Two exciting presentations from industry and research await you at the 9th MID Day on February 8, 2023. The online event begins at 4 PM (CET) and is open to all free of charge. First, Dr.-Ing. Timo Kordass will give the presentation “Laser-assisted process for selective metallization of epoxy resin-based duromers to increase integration density for three-dimensional mechatronic package assemblies”.
Figure 1: MIDster; Source: FAPS
The miniaturization of the circuit geometries on three-dimensional mechatronic integrated components (3D-MID) show challenges due to thermomechanical stresses between polymer substrates and the chemical deposited metal layers.
The presentation describes research results on the use of alternative epoxy resin-based thermosets that can be processed in transfer and injection molding process. Compared to the thermoplastic materials such as polycarbonates, polyamides and liquid-crystalline polymers, thermosets offer a significantly lower coefficient of thermal expansion (CTE). The focus is on the development of an activation process for laser-assisted, selective-additive metallization of fine-pitch circuit layout on non-conductive substrates. With expanded range of available substrate materials, MID applications can be applied in the area of packaging assemblies with high degree of miniaturization.
Michael Hümmer from the TH Nuremberg will then present the “PrInterfaces” research project – technologies for high-quality contacting of printed structures for the establishment of Level 3 connections between electronic assemblies.
Figure 2: Conductor structures produced by inkjet printing and contacted via penetration crimp on PI and PET substrates; Source: TH Nuremberg

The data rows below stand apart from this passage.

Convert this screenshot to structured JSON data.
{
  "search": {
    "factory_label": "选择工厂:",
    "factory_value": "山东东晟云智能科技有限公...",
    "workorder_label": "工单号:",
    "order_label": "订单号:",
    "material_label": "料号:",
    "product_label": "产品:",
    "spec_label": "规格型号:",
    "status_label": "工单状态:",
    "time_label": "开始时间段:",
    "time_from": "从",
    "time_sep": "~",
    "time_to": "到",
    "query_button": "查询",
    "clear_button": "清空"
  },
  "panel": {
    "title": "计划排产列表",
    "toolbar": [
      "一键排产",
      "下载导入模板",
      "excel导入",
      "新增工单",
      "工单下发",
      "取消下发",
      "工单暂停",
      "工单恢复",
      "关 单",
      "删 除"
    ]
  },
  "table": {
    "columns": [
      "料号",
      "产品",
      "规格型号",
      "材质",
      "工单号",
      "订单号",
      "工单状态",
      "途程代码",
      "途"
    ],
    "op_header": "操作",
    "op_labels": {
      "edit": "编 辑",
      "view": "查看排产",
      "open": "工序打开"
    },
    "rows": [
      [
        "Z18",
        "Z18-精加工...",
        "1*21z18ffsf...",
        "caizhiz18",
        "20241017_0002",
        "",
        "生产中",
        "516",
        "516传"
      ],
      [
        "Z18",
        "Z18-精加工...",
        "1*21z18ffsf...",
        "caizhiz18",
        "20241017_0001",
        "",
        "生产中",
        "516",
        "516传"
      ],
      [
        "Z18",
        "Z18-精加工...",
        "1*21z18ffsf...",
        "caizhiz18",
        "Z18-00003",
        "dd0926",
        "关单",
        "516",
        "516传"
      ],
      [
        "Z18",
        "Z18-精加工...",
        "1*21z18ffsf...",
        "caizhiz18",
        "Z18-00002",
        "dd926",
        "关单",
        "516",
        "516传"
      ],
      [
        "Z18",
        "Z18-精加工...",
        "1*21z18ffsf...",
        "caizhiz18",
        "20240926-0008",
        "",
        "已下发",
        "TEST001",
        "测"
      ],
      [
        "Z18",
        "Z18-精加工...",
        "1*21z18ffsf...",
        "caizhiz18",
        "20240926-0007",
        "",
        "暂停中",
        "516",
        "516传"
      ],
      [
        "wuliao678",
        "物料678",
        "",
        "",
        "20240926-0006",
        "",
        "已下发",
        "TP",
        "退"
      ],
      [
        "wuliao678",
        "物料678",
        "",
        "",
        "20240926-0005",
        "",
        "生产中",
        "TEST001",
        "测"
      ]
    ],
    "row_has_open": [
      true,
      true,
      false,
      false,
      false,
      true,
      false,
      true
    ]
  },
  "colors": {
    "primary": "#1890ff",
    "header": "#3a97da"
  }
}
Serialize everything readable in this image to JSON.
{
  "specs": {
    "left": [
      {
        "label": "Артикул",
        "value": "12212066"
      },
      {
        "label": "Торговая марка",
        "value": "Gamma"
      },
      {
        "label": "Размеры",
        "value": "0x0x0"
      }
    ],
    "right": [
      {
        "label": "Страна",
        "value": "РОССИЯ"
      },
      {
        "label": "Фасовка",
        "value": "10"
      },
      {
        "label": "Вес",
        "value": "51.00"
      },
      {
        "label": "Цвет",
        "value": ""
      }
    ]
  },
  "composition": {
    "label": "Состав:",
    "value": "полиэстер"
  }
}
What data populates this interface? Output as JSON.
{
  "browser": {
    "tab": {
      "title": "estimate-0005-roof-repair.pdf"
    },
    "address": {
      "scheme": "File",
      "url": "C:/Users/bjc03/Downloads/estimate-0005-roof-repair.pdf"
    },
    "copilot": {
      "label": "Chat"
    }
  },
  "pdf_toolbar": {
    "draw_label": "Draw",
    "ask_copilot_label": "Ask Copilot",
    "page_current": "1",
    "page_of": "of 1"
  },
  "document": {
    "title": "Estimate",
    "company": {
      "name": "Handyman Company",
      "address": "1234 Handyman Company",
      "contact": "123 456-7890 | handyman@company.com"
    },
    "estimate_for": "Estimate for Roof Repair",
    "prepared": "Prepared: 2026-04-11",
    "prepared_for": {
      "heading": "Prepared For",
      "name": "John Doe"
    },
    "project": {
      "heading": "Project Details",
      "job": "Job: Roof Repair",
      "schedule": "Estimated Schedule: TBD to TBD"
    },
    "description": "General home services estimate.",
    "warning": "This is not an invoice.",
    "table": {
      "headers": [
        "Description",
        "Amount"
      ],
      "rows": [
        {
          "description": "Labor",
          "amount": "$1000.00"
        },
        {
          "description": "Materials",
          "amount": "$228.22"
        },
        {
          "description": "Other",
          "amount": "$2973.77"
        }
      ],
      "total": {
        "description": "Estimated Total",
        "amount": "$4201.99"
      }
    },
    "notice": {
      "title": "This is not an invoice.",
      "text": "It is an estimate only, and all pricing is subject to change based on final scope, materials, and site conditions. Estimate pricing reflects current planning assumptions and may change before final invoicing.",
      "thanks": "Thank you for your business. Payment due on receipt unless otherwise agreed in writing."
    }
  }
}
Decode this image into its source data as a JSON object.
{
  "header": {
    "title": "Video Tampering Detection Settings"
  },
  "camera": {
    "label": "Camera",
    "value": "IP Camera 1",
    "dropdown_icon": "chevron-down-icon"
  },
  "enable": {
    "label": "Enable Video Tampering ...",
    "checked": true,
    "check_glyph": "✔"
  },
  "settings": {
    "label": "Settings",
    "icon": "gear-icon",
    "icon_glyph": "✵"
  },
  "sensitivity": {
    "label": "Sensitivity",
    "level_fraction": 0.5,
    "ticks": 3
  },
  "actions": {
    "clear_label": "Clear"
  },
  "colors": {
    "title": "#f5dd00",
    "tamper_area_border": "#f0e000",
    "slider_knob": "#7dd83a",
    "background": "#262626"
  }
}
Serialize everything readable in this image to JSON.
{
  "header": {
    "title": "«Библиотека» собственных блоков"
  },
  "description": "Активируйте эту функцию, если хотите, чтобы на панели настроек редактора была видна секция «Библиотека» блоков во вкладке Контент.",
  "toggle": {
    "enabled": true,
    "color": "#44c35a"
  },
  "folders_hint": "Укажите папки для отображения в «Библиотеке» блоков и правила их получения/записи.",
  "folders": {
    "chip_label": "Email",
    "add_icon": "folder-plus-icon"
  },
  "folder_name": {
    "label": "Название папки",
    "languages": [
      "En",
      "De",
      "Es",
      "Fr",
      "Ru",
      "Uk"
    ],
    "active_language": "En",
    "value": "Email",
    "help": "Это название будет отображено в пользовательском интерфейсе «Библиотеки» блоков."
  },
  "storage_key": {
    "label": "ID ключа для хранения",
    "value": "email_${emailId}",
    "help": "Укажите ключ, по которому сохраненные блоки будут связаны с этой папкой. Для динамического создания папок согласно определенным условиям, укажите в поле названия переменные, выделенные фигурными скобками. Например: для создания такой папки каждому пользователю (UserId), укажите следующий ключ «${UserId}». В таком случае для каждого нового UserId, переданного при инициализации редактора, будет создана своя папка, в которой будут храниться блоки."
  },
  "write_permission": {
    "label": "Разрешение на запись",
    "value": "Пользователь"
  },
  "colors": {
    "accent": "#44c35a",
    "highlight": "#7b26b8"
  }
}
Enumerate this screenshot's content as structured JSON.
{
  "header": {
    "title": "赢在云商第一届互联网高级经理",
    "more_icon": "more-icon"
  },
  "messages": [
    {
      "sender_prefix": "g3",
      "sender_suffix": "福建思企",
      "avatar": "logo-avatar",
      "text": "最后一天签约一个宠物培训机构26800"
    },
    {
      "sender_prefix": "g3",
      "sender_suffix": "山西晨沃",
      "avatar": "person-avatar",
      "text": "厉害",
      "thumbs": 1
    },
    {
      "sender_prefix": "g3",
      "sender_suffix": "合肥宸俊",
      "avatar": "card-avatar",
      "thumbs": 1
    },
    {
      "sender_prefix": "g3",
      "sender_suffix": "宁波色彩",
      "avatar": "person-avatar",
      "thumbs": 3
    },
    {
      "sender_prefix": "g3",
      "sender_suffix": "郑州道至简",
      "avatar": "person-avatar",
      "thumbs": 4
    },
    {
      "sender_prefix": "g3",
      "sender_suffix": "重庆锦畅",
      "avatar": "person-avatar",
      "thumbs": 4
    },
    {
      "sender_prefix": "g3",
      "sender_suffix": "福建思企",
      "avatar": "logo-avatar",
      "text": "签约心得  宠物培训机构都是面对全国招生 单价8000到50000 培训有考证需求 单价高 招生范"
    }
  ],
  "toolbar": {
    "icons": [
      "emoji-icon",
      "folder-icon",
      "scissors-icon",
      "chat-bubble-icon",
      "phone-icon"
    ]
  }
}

The technical and economic performance of printed electronics technology is superior to that of established production techniques for some aspects of electronic system design under certain conditions. One example of this is the production of the conductor pattern. However, the complete, print-based realization of an electronic system is either not yet technically feasible or not economically viable. In this respect, it may be necessary to connect a printed circuit diagram with other components, such as those produced using established production techniques, in order to ensure the overall functionality of the electronic system. This may also require connection at board level, i.e. from board to board (level 3). Known joining technologies of established electronics production are available for joining. However, their suitability for high-quality contacting of printed conductor structures is unknown. This is because such structures have different components and properties compared with conventional copper layers on printed circuit boards. Consequently, this changes the contacting / joining system. The effect of the changes on the interconnection technology and its production parameters must be investigated in the context of reliable interconnections. For this purpose, the suitability of stirrup brazing, ACF heat sealing, crimping and press-fit in combination with aerosol jet, piezo jet, inkjet as well as screen printed structures will be verified. The effects of the material combination (substrate, track, interconnection), process parameters (sintering/hardening, contacting) as well as the track properties on the interconnections are comprehensively characterized. The long-term behavior of the interconnections is also determined.